Copy out each line of the listing below that contains the word "Masuk".

"""

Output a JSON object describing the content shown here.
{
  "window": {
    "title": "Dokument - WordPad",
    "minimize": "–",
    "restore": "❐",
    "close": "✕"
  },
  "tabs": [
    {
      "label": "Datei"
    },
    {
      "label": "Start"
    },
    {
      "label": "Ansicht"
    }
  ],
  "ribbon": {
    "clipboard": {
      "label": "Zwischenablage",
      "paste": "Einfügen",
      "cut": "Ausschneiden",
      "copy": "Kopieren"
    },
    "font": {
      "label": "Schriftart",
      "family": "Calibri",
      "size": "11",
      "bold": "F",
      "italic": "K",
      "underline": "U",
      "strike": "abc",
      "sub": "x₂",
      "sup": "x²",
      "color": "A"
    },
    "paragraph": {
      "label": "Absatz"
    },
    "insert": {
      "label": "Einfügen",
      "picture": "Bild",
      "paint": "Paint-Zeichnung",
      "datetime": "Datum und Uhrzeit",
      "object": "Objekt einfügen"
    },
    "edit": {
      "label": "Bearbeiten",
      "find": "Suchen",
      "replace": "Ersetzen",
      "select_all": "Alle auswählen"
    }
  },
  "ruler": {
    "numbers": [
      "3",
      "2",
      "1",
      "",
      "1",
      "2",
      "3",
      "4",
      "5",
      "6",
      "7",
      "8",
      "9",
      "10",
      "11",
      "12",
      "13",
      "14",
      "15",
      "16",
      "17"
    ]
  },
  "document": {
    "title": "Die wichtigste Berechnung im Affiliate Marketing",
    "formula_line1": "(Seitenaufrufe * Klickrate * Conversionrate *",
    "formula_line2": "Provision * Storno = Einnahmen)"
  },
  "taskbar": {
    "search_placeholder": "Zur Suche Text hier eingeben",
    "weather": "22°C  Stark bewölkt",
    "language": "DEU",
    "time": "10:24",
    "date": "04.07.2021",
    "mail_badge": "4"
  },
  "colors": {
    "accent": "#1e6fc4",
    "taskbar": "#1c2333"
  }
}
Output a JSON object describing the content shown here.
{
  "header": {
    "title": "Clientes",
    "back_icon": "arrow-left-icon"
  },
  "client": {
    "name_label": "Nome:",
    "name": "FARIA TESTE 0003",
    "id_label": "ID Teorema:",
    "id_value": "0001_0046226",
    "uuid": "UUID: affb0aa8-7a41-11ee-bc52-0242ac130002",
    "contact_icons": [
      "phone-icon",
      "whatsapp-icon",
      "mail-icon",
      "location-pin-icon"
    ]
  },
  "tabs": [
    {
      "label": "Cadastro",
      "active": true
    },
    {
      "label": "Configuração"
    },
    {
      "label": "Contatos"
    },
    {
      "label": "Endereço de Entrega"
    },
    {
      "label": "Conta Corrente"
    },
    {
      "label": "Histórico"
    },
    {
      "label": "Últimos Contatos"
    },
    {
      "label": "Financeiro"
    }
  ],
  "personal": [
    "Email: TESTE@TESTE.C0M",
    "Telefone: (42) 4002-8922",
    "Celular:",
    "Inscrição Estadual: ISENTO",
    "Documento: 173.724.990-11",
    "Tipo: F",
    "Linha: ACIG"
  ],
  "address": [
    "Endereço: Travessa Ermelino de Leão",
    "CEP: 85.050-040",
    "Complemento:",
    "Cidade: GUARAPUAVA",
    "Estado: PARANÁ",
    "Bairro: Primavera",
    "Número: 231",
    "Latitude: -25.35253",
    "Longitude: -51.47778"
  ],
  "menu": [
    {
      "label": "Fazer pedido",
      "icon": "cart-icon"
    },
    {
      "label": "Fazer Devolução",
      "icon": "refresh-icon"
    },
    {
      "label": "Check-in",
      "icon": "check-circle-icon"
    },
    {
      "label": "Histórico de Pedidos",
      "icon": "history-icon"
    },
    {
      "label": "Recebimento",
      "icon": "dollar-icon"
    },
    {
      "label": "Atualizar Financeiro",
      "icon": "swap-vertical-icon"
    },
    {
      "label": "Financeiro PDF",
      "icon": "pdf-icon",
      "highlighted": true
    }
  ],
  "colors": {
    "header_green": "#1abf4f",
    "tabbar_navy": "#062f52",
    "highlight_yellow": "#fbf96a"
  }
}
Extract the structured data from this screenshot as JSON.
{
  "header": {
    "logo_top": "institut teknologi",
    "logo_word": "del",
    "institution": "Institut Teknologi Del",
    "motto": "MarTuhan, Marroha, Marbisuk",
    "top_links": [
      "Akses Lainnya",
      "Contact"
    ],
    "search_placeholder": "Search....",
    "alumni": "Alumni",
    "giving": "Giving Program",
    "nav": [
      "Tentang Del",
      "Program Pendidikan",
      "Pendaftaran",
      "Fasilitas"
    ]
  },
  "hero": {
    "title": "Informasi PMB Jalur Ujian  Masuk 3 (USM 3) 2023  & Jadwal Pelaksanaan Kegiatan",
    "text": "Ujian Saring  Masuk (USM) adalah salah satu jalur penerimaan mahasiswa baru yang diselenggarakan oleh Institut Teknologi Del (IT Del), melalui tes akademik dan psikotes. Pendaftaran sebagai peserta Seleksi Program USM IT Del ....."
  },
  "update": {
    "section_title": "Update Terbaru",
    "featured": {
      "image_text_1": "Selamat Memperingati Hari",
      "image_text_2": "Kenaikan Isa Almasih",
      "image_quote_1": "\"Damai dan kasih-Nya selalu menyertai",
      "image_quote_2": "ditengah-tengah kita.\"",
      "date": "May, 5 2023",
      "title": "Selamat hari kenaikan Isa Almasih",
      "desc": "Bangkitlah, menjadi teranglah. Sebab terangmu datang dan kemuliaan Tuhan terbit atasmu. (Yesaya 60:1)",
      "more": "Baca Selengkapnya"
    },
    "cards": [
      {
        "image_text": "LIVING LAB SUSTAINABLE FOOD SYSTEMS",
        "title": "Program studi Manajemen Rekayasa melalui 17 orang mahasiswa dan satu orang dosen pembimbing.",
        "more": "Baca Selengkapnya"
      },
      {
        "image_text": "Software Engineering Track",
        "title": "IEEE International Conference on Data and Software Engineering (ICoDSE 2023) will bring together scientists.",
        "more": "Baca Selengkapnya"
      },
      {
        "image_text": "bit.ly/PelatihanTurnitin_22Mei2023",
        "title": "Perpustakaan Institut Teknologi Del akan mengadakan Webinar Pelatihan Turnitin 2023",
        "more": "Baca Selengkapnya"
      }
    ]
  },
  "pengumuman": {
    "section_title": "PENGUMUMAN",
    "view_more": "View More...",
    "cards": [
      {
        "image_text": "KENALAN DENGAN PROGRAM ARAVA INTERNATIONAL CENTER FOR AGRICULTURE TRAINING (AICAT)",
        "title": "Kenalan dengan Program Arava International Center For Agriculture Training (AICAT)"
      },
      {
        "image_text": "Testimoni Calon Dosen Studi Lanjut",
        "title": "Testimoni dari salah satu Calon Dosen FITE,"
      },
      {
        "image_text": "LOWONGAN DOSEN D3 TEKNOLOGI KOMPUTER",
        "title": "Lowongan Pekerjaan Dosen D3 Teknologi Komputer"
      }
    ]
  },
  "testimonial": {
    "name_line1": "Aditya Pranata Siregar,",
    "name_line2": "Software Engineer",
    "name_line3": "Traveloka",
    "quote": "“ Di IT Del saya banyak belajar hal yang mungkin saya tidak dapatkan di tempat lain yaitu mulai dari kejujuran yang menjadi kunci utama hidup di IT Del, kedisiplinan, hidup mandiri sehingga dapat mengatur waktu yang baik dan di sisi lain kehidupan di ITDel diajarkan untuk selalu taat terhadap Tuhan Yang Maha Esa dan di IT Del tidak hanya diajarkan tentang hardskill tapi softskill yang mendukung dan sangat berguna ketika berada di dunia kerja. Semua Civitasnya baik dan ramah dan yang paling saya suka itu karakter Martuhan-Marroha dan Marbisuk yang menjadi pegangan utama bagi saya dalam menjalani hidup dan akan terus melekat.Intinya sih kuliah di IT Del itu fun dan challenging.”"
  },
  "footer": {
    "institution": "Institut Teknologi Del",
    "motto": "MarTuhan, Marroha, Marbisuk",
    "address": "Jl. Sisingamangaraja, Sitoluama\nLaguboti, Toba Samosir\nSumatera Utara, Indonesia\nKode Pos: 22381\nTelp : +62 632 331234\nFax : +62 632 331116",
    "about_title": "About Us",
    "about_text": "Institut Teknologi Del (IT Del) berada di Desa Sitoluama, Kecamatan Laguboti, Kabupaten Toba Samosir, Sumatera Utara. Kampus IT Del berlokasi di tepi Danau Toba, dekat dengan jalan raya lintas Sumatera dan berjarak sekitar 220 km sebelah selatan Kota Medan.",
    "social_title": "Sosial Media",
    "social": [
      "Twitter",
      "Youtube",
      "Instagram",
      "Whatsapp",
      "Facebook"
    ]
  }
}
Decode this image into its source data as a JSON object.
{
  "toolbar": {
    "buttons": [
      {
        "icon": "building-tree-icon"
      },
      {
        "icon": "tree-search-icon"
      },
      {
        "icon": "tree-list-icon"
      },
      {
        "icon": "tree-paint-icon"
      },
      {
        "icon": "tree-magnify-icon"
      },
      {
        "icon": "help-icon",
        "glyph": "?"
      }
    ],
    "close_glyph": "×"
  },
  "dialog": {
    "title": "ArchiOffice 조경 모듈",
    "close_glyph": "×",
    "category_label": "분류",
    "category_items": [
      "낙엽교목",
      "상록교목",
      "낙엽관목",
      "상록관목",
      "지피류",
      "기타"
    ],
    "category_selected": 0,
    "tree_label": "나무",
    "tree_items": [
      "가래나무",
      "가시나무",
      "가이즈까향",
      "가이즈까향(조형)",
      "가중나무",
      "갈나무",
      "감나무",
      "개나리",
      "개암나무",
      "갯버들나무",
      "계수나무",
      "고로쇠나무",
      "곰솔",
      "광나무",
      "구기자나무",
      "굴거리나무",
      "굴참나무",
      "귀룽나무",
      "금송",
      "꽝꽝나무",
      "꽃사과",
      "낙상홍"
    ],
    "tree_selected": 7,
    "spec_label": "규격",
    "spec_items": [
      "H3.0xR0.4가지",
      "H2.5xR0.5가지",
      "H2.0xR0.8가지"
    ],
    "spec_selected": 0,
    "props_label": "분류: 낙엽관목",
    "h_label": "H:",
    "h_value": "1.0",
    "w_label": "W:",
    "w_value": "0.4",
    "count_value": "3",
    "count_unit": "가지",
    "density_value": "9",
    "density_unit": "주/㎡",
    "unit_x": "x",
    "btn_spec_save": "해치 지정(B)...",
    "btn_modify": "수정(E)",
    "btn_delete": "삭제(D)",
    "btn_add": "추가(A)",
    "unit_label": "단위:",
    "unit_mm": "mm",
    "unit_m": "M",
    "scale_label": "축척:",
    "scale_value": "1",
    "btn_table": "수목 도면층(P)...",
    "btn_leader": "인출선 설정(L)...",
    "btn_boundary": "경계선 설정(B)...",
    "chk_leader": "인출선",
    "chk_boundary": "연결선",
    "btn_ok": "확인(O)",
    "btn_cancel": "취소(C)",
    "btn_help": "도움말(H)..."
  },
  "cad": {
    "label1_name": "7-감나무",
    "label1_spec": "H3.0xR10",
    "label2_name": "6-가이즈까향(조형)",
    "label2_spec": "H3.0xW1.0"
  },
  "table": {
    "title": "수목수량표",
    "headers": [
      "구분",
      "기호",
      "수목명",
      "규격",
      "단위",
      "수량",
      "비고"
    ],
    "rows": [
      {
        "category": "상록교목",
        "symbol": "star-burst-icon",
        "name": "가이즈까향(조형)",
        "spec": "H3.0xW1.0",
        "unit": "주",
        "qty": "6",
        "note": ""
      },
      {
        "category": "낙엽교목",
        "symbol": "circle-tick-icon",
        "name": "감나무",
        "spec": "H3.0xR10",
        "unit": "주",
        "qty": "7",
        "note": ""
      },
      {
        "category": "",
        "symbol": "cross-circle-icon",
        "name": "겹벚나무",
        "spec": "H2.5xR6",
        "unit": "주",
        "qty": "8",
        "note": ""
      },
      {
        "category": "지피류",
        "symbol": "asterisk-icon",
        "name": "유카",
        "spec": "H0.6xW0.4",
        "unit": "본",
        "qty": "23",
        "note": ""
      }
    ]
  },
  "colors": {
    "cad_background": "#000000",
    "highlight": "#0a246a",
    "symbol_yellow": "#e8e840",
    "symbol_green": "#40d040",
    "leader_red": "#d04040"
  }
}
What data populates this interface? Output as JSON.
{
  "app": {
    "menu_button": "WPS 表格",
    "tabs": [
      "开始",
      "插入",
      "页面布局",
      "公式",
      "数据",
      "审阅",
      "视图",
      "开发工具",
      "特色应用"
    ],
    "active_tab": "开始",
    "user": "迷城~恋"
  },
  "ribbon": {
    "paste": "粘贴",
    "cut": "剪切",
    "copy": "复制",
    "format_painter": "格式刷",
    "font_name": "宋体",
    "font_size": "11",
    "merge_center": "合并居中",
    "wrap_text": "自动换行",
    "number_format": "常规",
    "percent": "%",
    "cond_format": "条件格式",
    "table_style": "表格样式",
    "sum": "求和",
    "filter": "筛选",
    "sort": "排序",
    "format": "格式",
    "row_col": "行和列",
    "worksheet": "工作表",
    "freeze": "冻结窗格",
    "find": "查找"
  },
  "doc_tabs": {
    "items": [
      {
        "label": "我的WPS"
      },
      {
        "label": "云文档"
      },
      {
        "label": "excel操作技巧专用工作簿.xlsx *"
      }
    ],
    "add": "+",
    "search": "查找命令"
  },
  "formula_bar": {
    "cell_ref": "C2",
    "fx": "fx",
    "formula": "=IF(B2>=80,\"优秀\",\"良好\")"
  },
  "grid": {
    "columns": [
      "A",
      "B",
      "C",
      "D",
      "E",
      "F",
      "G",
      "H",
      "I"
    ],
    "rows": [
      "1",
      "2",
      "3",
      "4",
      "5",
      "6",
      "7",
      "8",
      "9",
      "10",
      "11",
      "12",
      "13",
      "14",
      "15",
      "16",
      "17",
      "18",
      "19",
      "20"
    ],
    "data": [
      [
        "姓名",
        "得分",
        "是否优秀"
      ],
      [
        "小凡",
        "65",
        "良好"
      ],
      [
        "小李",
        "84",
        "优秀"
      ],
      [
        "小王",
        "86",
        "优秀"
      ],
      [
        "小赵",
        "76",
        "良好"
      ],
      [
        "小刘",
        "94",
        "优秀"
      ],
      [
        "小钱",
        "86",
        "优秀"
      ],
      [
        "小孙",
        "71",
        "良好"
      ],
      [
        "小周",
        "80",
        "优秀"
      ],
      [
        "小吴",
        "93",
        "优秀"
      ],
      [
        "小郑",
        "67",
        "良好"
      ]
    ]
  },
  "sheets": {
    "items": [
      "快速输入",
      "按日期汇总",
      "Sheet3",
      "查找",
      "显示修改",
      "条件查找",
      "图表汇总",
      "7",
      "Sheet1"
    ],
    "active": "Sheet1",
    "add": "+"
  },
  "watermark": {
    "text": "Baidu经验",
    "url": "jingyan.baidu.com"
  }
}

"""

▶ **Answer to this task**
    "title": "Informasi PMB Jalur Ujian  Masuk 3 (USM 3) 2023  & Jadwal Pelaksanaan Kegiatan",
    "text": "Ujian Saring  Masuk (USM) adalah salah satu jalur penerimaan mahasiswa baru yang diselenggarakan oleh Institut Teknologi Del (IT Del), melalui tes akademik dan psikotes. Pendaftaran sebagai peserta Seleksi Program USM IT Del ....."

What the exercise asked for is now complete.